There are many serious subjects we have to deal with in our lives and on the planet. But being in a continuos serious mood does not help us to deal with them most efficiently. We can easily become over-burdened, stressed out and even unpleasant to be around. If you feel you are too serious, it helps to find a good role model.

A good example of the balance between joy and seriousness is the Dalai Lama. In the book The Practice of Happiness by John Kehoe (Zoetic Inc.), Kehoe tells of a somber ceremonial affair honoring the years Nobel laureates: “Many dignitaries were in attendance including Nelson Mandela, Desmond Tutu (winner of the Nobel Peace Prize), the Dalai Lama and various others. The Dalai Lama was standing directly behind Bishop Tutu, who was sitting in a heavy wooden, straight-backed chair. At a particularly earnest moment of the proceedings, Bishop Tutu’s hat was abruptly pushed down over his eyes. The Bishop was startled, but didn’t have to look back to know who was responsible. The Dalai Lama was laughing.”

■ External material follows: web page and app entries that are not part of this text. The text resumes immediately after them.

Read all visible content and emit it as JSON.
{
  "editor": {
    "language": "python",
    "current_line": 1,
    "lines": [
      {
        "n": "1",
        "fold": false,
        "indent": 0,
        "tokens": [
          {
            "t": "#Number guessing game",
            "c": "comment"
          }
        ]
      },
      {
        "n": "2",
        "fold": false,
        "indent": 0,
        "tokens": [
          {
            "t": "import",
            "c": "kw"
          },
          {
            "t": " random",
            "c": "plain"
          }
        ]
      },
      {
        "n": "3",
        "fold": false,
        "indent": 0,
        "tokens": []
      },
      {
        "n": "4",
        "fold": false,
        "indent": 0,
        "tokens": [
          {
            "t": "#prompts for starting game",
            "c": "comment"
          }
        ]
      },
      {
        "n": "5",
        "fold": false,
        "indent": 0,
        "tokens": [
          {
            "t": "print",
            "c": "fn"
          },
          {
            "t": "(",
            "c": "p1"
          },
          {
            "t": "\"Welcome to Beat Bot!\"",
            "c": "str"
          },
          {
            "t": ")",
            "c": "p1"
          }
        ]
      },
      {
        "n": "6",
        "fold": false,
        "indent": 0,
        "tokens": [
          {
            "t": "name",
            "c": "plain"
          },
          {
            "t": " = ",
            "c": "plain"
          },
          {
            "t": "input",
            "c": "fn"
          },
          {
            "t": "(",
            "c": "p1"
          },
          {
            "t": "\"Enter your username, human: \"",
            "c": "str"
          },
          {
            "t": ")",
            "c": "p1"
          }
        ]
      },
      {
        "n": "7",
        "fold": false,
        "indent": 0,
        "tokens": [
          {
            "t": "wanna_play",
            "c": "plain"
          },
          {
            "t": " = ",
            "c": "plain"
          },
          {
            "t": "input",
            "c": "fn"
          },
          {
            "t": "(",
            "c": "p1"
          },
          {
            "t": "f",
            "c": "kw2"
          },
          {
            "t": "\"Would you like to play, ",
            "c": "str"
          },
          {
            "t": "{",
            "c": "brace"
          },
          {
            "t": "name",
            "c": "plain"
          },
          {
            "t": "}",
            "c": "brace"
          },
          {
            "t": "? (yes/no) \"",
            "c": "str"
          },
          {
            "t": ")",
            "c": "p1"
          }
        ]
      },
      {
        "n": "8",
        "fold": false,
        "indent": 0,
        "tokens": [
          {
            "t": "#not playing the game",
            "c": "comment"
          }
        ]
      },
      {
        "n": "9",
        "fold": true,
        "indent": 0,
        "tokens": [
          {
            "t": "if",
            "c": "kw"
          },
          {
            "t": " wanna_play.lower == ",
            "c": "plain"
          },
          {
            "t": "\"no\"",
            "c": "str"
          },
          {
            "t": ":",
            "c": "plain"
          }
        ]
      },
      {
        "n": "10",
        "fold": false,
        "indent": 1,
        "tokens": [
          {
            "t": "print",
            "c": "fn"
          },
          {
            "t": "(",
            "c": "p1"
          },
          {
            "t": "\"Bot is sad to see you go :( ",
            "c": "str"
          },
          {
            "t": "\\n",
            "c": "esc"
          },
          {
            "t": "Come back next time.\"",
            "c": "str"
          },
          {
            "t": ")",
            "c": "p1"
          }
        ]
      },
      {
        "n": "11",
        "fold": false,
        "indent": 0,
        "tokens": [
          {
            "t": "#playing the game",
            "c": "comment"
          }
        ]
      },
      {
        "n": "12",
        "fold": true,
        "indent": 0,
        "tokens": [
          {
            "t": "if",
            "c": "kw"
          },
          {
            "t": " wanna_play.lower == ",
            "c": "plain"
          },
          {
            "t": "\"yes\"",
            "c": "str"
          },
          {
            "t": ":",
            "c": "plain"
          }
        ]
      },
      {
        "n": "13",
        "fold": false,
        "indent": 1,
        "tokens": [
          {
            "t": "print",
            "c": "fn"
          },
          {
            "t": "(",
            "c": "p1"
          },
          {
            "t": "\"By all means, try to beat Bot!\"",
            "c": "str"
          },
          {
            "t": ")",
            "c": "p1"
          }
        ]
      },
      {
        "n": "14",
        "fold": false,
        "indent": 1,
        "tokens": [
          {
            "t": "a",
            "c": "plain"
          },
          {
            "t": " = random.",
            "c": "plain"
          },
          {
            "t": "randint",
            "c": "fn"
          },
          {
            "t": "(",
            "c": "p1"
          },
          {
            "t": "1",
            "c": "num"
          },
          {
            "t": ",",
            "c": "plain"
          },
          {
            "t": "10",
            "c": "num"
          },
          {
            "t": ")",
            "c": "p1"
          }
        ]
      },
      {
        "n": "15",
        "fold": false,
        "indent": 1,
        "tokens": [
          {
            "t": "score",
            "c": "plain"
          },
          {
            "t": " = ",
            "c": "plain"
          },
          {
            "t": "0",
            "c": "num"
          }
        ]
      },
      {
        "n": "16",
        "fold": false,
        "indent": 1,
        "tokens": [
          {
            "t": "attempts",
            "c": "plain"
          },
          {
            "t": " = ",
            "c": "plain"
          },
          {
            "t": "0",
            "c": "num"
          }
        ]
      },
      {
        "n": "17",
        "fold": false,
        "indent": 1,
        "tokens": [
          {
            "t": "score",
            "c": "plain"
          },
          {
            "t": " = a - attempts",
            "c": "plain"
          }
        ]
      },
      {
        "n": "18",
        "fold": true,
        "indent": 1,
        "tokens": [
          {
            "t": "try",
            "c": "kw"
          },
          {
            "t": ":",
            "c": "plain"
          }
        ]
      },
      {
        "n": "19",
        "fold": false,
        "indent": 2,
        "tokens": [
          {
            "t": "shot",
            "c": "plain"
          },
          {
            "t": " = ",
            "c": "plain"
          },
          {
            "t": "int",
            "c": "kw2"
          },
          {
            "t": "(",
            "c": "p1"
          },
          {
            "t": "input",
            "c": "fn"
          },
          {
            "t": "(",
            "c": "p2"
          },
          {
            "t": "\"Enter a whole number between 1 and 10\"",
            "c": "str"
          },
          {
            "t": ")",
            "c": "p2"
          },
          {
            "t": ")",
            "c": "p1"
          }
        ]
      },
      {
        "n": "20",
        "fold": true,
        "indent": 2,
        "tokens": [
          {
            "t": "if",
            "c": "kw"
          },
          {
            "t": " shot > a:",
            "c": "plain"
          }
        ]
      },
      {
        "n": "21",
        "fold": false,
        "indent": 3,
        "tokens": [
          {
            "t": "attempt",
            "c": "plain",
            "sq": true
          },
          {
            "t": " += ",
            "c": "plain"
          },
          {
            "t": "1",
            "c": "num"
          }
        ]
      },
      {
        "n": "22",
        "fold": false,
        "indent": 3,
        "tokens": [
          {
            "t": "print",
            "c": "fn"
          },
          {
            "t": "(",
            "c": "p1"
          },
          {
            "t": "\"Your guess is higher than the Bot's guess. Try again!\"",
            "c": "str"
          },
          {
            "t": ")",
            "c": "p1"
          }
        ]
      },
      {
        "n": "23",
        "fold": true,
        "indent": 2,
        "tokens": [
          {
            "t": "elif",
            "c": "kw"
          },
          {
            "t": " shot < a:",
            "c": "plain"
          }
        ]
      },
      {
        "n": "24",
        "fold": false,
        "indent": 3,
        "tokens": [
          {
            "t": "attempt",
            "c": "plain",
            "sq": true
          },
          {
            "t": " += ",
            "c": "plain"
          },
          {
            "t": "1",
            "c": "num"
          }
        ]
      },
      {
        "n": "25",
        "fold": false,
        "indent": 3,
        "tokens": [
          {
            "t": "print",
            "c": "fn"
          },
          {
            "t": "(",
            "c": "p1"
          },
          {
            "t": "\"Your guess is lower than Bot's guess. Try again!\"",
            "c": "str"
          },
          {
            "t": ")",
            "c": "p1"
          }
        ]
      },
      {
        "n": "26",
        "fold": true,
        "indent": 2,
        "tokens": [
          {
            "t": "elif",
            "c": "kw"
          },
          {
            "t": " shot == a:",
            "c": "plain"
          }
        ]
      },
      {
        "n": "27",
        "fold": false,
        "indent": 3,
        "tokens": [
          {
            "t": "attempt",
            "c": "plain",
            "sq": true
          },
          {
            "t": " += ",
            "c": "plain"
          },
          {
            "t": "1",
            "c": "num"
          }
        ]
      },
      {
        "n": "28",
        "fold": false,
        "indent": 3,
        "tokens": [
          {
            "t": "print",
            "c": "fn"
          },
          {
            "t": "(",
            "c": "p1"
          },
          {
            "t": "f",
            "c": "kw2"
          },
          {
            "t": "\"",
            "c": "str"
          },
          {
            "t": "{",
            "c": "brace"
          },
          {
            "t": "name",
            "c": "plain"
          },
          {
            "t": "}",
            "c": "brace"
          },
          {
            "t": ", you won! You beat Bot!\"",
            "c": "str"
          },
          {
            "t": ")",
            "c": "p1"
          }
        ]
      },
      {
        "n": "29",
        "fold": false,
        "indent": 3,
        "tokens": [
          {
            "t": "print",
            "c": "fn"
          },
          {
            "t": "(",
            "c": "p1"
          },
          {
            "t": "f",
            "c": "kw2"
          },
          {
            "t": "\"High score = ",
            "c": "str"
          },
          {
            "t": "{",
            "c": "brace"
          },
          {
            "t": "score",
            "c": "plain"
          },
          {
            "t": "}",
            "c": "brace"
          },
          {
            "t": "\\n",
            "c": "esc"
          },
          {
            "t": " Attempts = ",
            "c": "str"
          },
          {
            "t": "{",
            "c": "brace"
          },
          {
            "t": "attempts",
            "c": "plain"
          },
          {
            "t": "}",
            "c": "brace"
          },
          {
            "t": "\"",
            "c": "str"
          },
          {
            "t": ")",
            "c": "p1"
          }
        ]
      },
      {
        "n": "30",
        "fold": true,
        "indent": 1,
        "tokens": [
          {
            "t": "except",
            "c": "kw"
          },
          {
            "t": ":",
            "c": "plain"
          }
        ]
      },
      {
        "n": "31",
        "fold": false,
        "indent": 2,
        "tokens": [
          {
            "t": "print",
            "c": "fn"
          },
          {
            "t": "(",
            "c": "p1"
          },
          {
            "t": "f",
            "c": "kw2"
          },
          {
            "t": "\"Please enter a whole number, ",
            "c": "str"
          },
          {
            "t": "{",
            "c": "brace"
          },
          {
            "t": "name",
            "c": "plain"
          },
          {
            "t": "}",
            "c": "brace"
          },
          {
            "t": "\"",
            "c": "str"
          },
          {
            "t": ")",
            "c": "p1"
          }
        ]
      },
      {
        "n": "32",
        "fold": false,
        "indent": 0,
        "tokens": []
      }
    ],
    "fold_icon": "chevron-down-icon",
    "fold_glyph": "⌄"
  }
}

Kehoe also tells of a business lunch that he attended where the Dalai Lama was being honoured. He writes: “Representatives from various religious groups, business movers and shakers, and numerous local celebrities were in attendance. The Dalai Lama sat at the head table, holding court, and throughout the meal he had everyone around him laughing. When it came time to speak, however, he spoke very eloquently and with emotion about the plight of the Tibetan people under Chinese rule. What impressed me most about the event was that, even with the obvious burden he felt in his heart for his people and homeland, the Dalai Lama could still so easily find time for joy and laughter.”

It would not help the Dalai Lama’s cause or the burden of his oppressed people if he walked around with a long face, feeling sorry for himself. We are most effective when we are well balanced with seriousness and joy. Another good example of someone with a good balance is Dr. Hunter “Patch” Adams, founder of the Gesundheit Institute, and made popular by the movie Patch Adams starring Robin Williams. Being a doctor is a serious business, and yet joy in the right way greatly enhances it.

Spontaneous laughter.

The best form of laughter is unplanned. If you try to do something funny, it is premeditated, so it helps to surrender that desire and just be patient for the opportunity for laughter to arise. They will come your way much more often if you have a healthy attitude towards life, and are able to laugh at yourself. A simple example is an occasion when a friend of mine was visiting from out of town. I took her to one of my favourite play destinations, Science World. They have amazing displays and fun activities, and we came across the Chladni plates display. I have studied a lot about the science of sound, and here was an opportunity to show her how they worked (with my ego peeking its head out).

By putting sand on these metal plates and vibrating them with the violin-like bow provided, the sand rearranges itself into beautiful geometric patterns. I was busy setting the one plate up, but she was more interested in trying it on her own plate. So she asked me in a kind of cute child-like way, “Can you put some sand on my plate?”. I was quite disappointed, and for some reason responded like a little boy: “No, you get your own sand.” For a second she looked at me with shock, then started giggling, and then totally cracked-up. I then realised how ridiculous this all was, and started laughing too, not just at myself, but at how funny she was finding it. It was one of those bent-over, rib-aching, tear-flowing laughs where neither of us could speak or hardly breath for several minutes. These spontaneous opportunities for joy are the ones we treasure most in our memories.

If you feel the need to work on being more playful, there is a wonderful little book called Play Therapy by Michael Joseph (Elf-help Books, Abbey Press, St. Meinrad, IN, 1990). It contains 35 gems (with great illustrations), like: “5. Remember: you have intrinsic value and goodness. You don’t have to prove it by ceaseless productivity.”

Author's Bio: 

Craig Nicholson is a writer, inspirational speaker, professional pilot, and founder of the websites Balance for Wholesome Living and The One-Stop Survival Preparedness Guide.